“Visitor spending hit an all-time high for the second consecutive year, totaling $51.5 billion,” the report said. “Total spending by visitors grew by 14.7% compared to 2022. Despite falling 1.7 million visitors short of the 2019 visitation total, aggregate visitor spending in 2023 increased dramatically due to a 45.5% rise in per-visitor spending compared to four years earlier.”

On a per-visitor basis, the report said spending climbed to a record $1,261 in 2023, 9.1% higher than in 2022. Visitor spending increased for most categories. The most significant increase among categories was in shopping.

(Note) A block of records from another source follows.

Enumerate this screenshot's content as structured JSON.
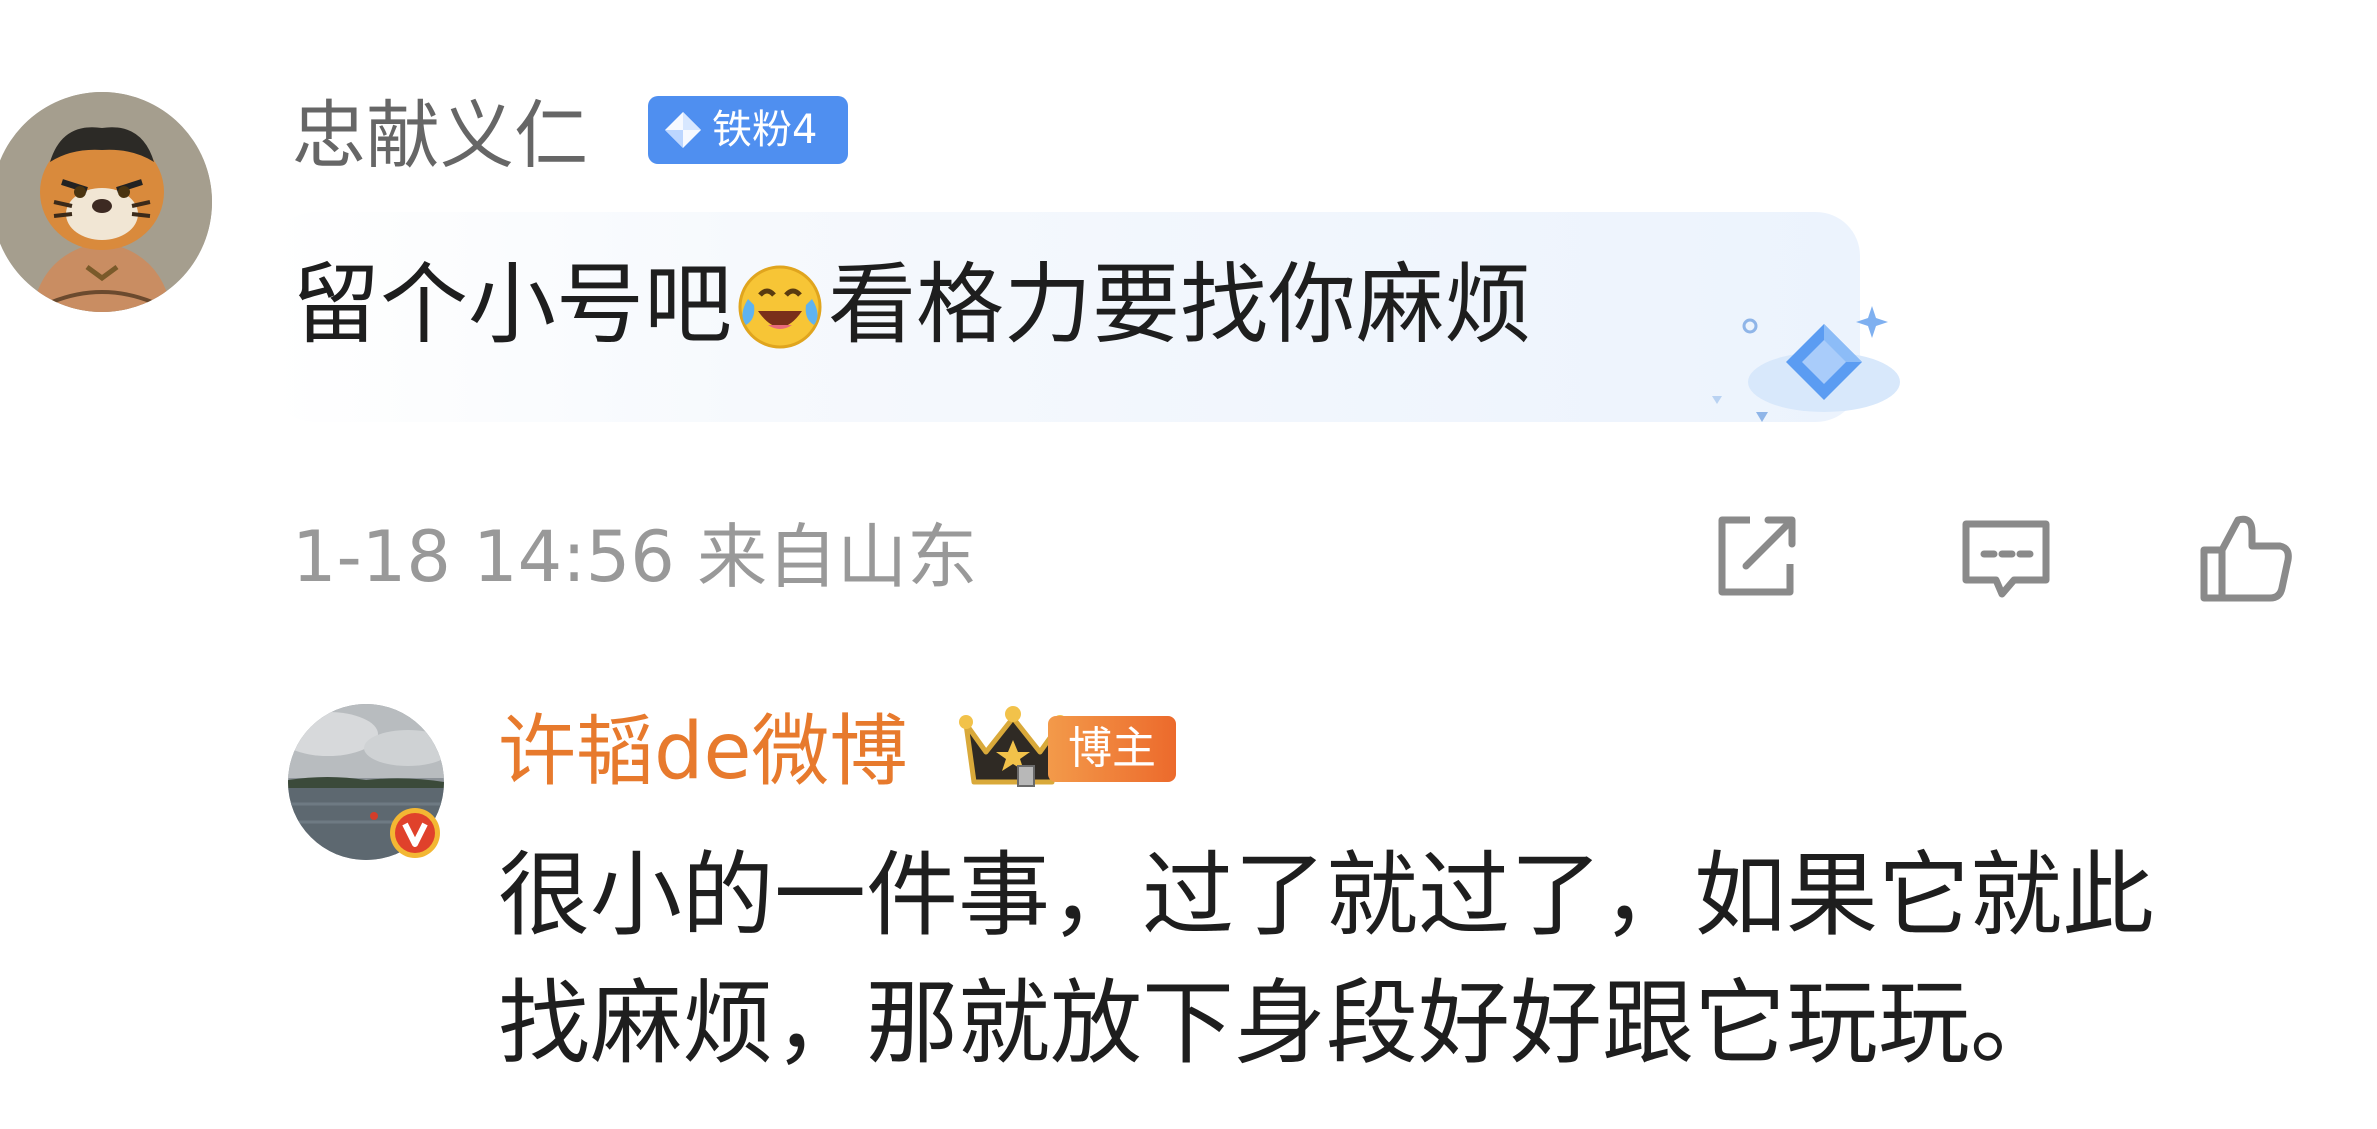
{
  "comment": {
    "username": "忠献义仁",
    "fan_badge": "铁粉4",
    "text_before_emoji": "留个小号吧",
    "emoji": "laugh-cry-emoji",
    "text_after_emoji": "看格力要找你麻烦",
    "meta": "1-18 14:56 来自山东",
    "actions": [
      "share-icon",
      "comment-icon",
      "like-icon"
    ]
  },
  "reply": {
    "username": "许韬de微博",
    "badge": "博主",
    "text_line1": "很小的一件事，过了就过了，如果它就此",
    "text_line2": "找麻烦，那就放下身段好好跟它玩玩。"
  },
  "colors": {
    "username_gray": "#666666",
    "meta_gray": "#999999",
    "fan_badge_blue": "#4f8ff0",
    "blogger_orange": "#e77a2d",
    "text": "#1e1e1e"
  }
}
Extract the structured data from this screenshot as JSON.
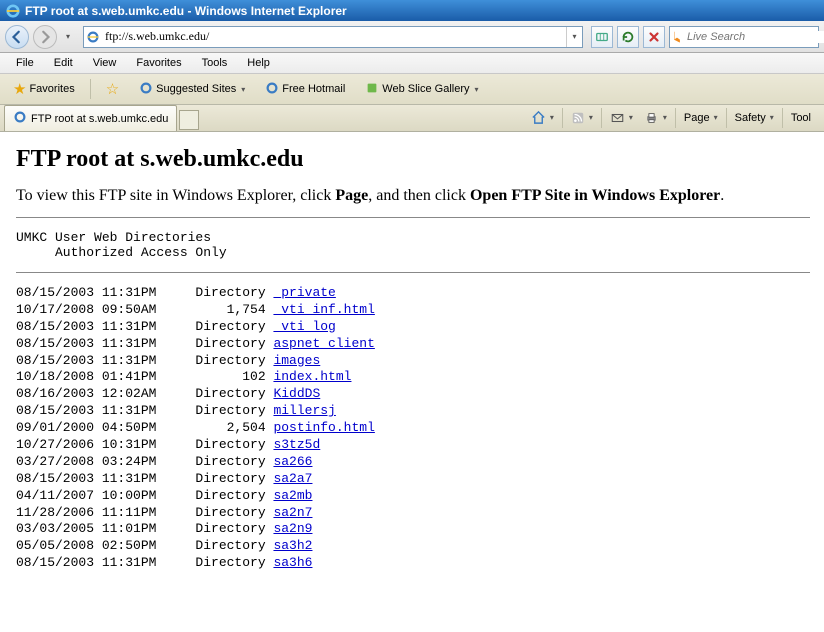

In 2023, the total economic output related to visitor spending (including direct, indirect, and induced impacts) rose 7.4 percent to $85.2 billion, surpassing the all-time high set in 2022.

Southern Nevada’s tourism industry remained the largest employer in the region, directly employing an estimated 248,520 workers. With indirect and induced impacts included, total employment impacts climbed to an estimated 379,630, a 5.8% increase from the prior year.

Southern Nevada’s tourism industry supported $13.8 billion in direct wages, 20.7% of all wages in the region. The additional indirect and induced impacts supported wages for workers in many sectors of the economy, with a total wage impact of $21.2 billion, or 31.7% of all regional wages.

Convention attendance climbed to six million in 2023, a 19.9% annual increase. Convention visitors spent $1,520 per trip, about 25 percent higher than the average leisure visitor. Convention visitors collectively spent $9.1 billion, directly supporting an estimated 43,910 jobs and $2.4 billion in wages. When the indirect and induced impacts of convention visitor spending are included, the convention sector supported an estimated 67,080 jobs, $3.7 billion in wages, and $15.1 billion in overall economic output.

The Las Vegas Convention Center hosted about one-fifth of regional convention attendees in 2023. Those attendees spent $1.8 billion, which directly supported 8,700 jobs and $484.8 million in wages. When the indirect and induced impacts are included, those totals rise to 13,290 jobs, $741.7 million in wages and $3 billion in economic output, the report said.